Lacy M. Johnson is a Houston-based professor, curator, activist, and is author of the essay collection, The Reckonings, as well as two memoirs, The Other Side and Trespasses. The Other Side, a haunting account of Johnson’s experience of sexual and domestic violence at the hands of her ex-boyfriend, weaves together a richly personal narrative with police reports, psychological evaluations, and neurobiological investigations, provoking both troubling and timely questions about gender roles and the epidemic of violence against women. The Reckonings also draws from Johnson’s personal experience of gender-based violence, as well as from philosophy, art, literature, mythology, anthropology, film, and other fields, to consider how our ideas about justice might be expanded beyond vengeance and retribution to include acts of compassion, patience, mercy, and grace. The Reckonings was named a National Book Critics Circle Award Finalist in Criticism and one of the best books of 2018 by Boston Globe, Electric Literature, Autostraddle, Book Riot, and Refinery 29. The Other Side was named a finalist for the National Book Critics Circle Award in Autobiography, the Dayton Literary Peace Prize, an Edgar Award in Best Fact Crime, and the CLMP Firecracker Award in Nonfiction; it was a Barnes and Noble Discover Great New Writer Selection for 2014, and was named one of the best books of 2014 by Kirkus, Library Journal, and the Houston Chronicle. Her work has appeared in the New Yorker, the New York Times, the Los Angeles Times, Paris Review, Virginia Quarterly Review, Tin House, Guernica, Fourth Genre, Creative Nonfiction, Sentence, TriQuarterly, Gulf Coast and elsewhere. She teaches creative nonfiction at Rice University <http://www.rice.edu/> and is the Founding Director of the Houston Flood Museum <https://www.houstonfloodmuseum.org/>.
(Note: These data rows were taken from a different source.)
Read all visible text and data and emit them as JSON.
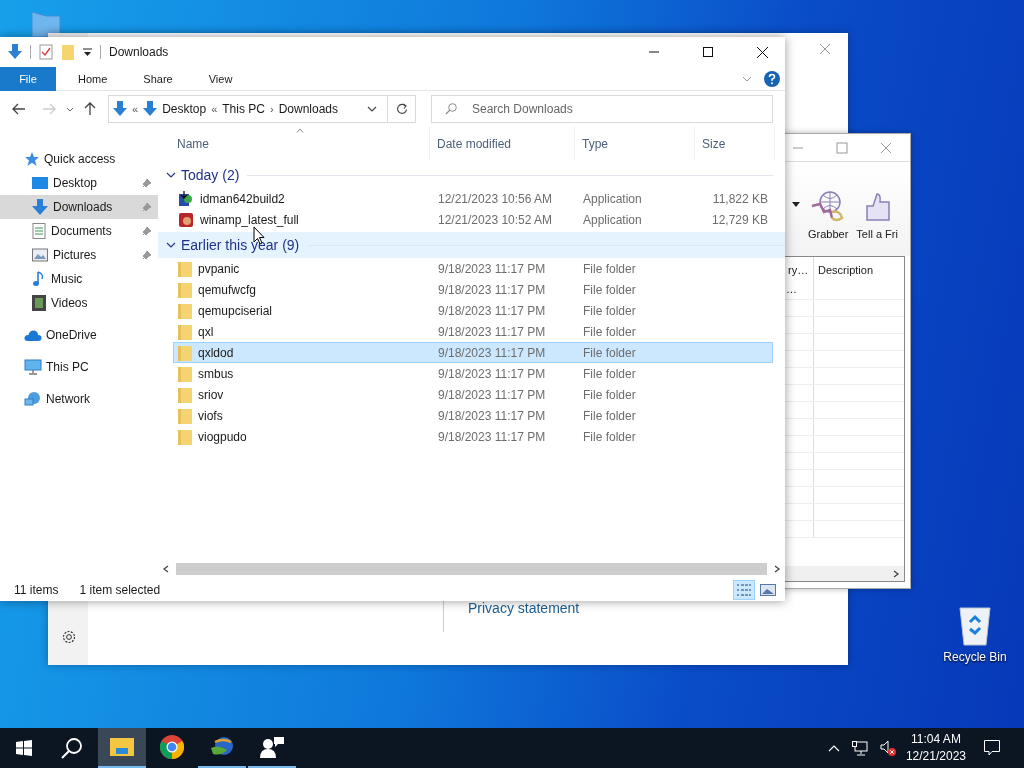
{
  "desktop": {
    "recycle_bin": {
      "label": "Recycle Bin"
    }
  },
  "settings_window": {
    "link": "Privacy statement"
  },
  "idm_window": {
    "toolbar": [
      {
        "label": "Grabber",
        "kind": "grabber"
      },
      {
        "label": "Tell a Fri",
        "kind": "thumb"
      }
    ],
    "columns": [
      "ry…",
      "Description"
    ],
    "rows": [
      {
        "column_1": "…"
      }
    ]
  },
  "explorer": {
    "title": "Downloads",
    "ribbon_tabs": [
      {
        "label": "File",
        "kind": "file"
      },
      {
        "label": "Home",
        "kind": "tab"
      },
      {
        "label": "Share",
        "kind": "tab"
      },
      {
        "label": "View",
        "kind": "tab"
      }
    ],
    "address": {
      "crumbs": [
        {
          "separator": "«",
          "label": "Desktop"
        },
        {
          "separator": "«",
          "label": "This PC"
        },
        {
          "separator": "›",
          "label": "Downloads"
        }
      ]
    },
    "search": {
      "placeholder": "Search Downloads"
    },
    "navigation": [
      {
        "label": "Quick access",
        "kind": "star",
        "selected": false,
        "children": [
          {
            "label": "Desktop",
            "kind": "desktop",
            "selected": false,
            "pinned": true
          },
          {
            "label": "Downloads",
            "kind": "download",
            "selected": true,
            "pinned": true
          },
          {
            "label": "Documents",
            "kind": "document",
            "selected": false,
            "pinned": true
          },
          {
            "label": "Pictures",
            "kind": "picture",
            "selected": false,
            "pinned": true
          },
          {
            "label": "Music",
            "kind": "music",
            "selected": false,
            "pinned": false
          },
          {
            "label": "Videos",
            "kind": "video",
            "selected": false,
            "pinned": false
          }
        ]
      },
      {
        "label": "OneDrive",
        "kind": "cloud",
        "selected": false
      },
      {
        "label": "This PC",
        "kind": "pc",
        "selected": false
      },
      {
        "label": "Network",
        "kind": "network",
        "selected": false
      }
    ],
    "columns": [
      "Name",
      "Date modified",
      "Type",
      "Size"
    ],
    "groups": [
      {
        "title": "Today (2)",
        "expanded": true,
        "hovered": false,
        "rows": [
          {
            "name": "idman642build2",
            "kind": "installer",
            "date": "12/21/2023 10:56 AM",
            "type": "Application",
            "size": "11,822 KB",
            "selected": false
          },
          {
            "name": "winamp_latest_full",
            "kind": "media-app",
            "date": "12/21/2023 10:52 AM",
            "type": "Application",
            "size": "12,729 KB",
            "selected": false
          }
        ]
      },
      {
        "title": "Earlier this year (9)",
        "expanded": true,
        "hovered": true,
        "rows": [
          {
            "name": "pvpanic",
            "kind": "folder",
            "date": "9/18/2023 11:17 PM",
            "type": "File folder",
            "selected": false
          },
          {
            "name": "qemufwcfg",
            "kind": "folder",
            "date": "9/18/2023 11:17 PM",
            "type": "File folder",
            "selected": false
          },
          {
            "name": "qemupciserial",
            "kind": "folder",
            "date": "9/18/2023 11:17 PM",
            "type": "File folder",
            "selected": false
          },
          {
            "name": "qxl",
            "kind": "folder",
            "date": "9/18/2023 11:17 PM",
            "type": "File folder",
            "selected": false
          },
          {
            "name": "qxldod",
            "kind": "folder",
            "date": "9/18/2023 11:17 PM",
            "type": "File folder",
            "selected": true
          },
          {
            "name": "smbus",
            "kind": "folder",
            "date": "9/18/2023 11:17 PM",
            "type": "File folder",
            "selected": false
          },
          {
            "name": "sriov",
            "kind": "folder",
            "date": "9/18/2023 11:17 PM",
            "type": "File folder",
            "selected": false
          },
          {
            "name": "viofs",
            "kind": "folder",
            "date": "9/18/2023 11:17 PM",
            "type": "File folder",
            "selected": false
          },
          {
            "name": "viogpudo",
            "kind": "folder",
            "date": "9/18/2023 11:17 PM",
            "type": "File folder",
            "selected": false
          }
        ]
      }
    ],
    "status": {
      "count": "11 items",
      "selection": "1 item selected"
    },
    "views": [
      {
        "kind": "details",
        "selected": true
      },
      {
        "kind": "thumbnails",
        "selected": false
      }
    ]
  },
  "taskbar": {
    "apps": [
      {
        "kind": "explorer",
        "selected": true,
        "running": true
      },
      {
        "kind": "chrome",
        "selected": false,
        "running": false
      },
      {
        "kind": "idm",
        "selected": false,
        "running": true
      },
      {
        "kind": "chat",
        "selected": false,
        "running": true
      }
    ],
    "clock": {
      "time": "11:04 AM",
      "date": "12/21/2023"
    }
  }
}
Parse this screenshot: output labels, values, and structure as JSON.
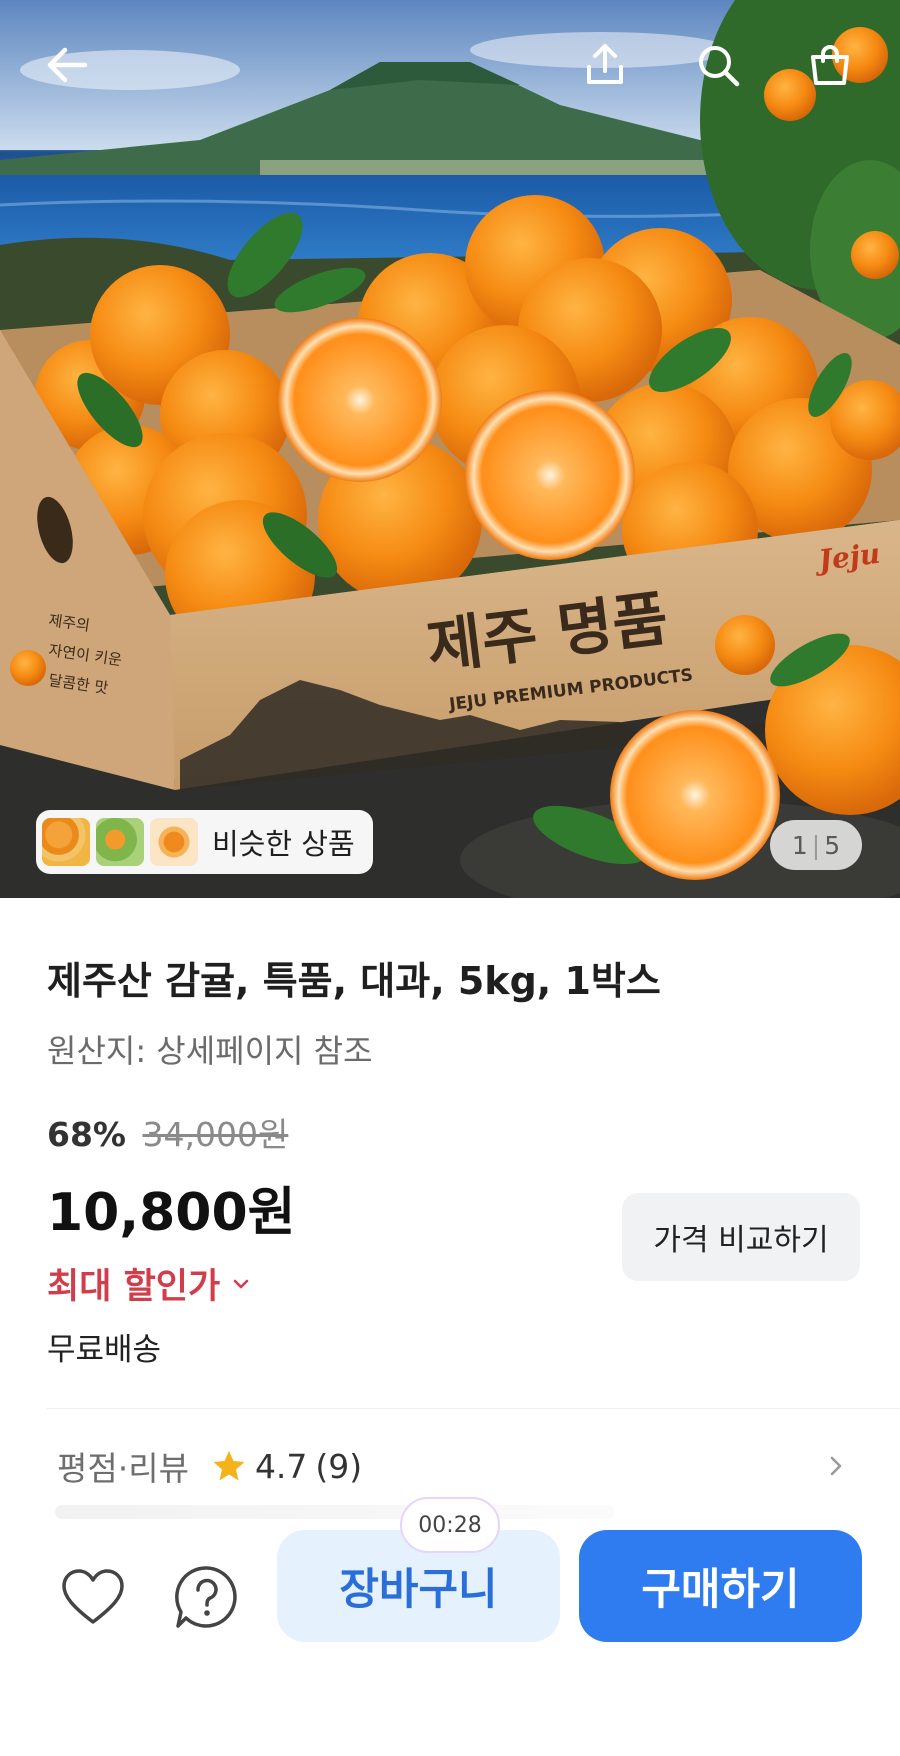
{
  "hero": {
    "box_print_title": "제주 명품",
    "box_print_subtitle": "JEJU PREMIUM PRODUCTS",
    "box_print_side": [
      "제주의",
      "자연이 키운",
      "달콤한 맛"
    ],
    "box_logo": "Jeju",
    "similar_label": "비슷한 상품",
    "page_current": "1",
    "page_total": "5"
  },
  "product": {
    "title": "제주산 감귤, 특품, 대과, 5kg, 1박스",
    "origin": "원산지: 상세페이지 참조",
    "discount_rate": "68%",
    "original_price": "34,000원",
    "price": "10,800원",
    "max_discount_label": "최대 할인가",
    "shipping": "무료배송",
    "compare_label": "가격 비교하기"
  },
  "review": {
    "label": "평점·리뷰",
    "rating": "4.7",
    "count": "(9)"
  },
  "bottom": {
    "timer": "00:28",
    "cart_label": "장바구니",
    "buy_label": "구매하기"
  },
  "colors": {
    "accent_blue": "#2f7cf0",
    "cart_bg": "#e6f1fe",
    "discount_red": "#d23d4c",
    "star": "#f5b21b"
  }
}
Sarah Ruth Bates is the Managing Editor of Sonora Review, and a second-year MFA candidate at the University of Arizona. Her work has appeared or is forthcoming in the Boston Globe Magazine, Off Assignment, Appalachia Journal, and WBUR Cognoscenti.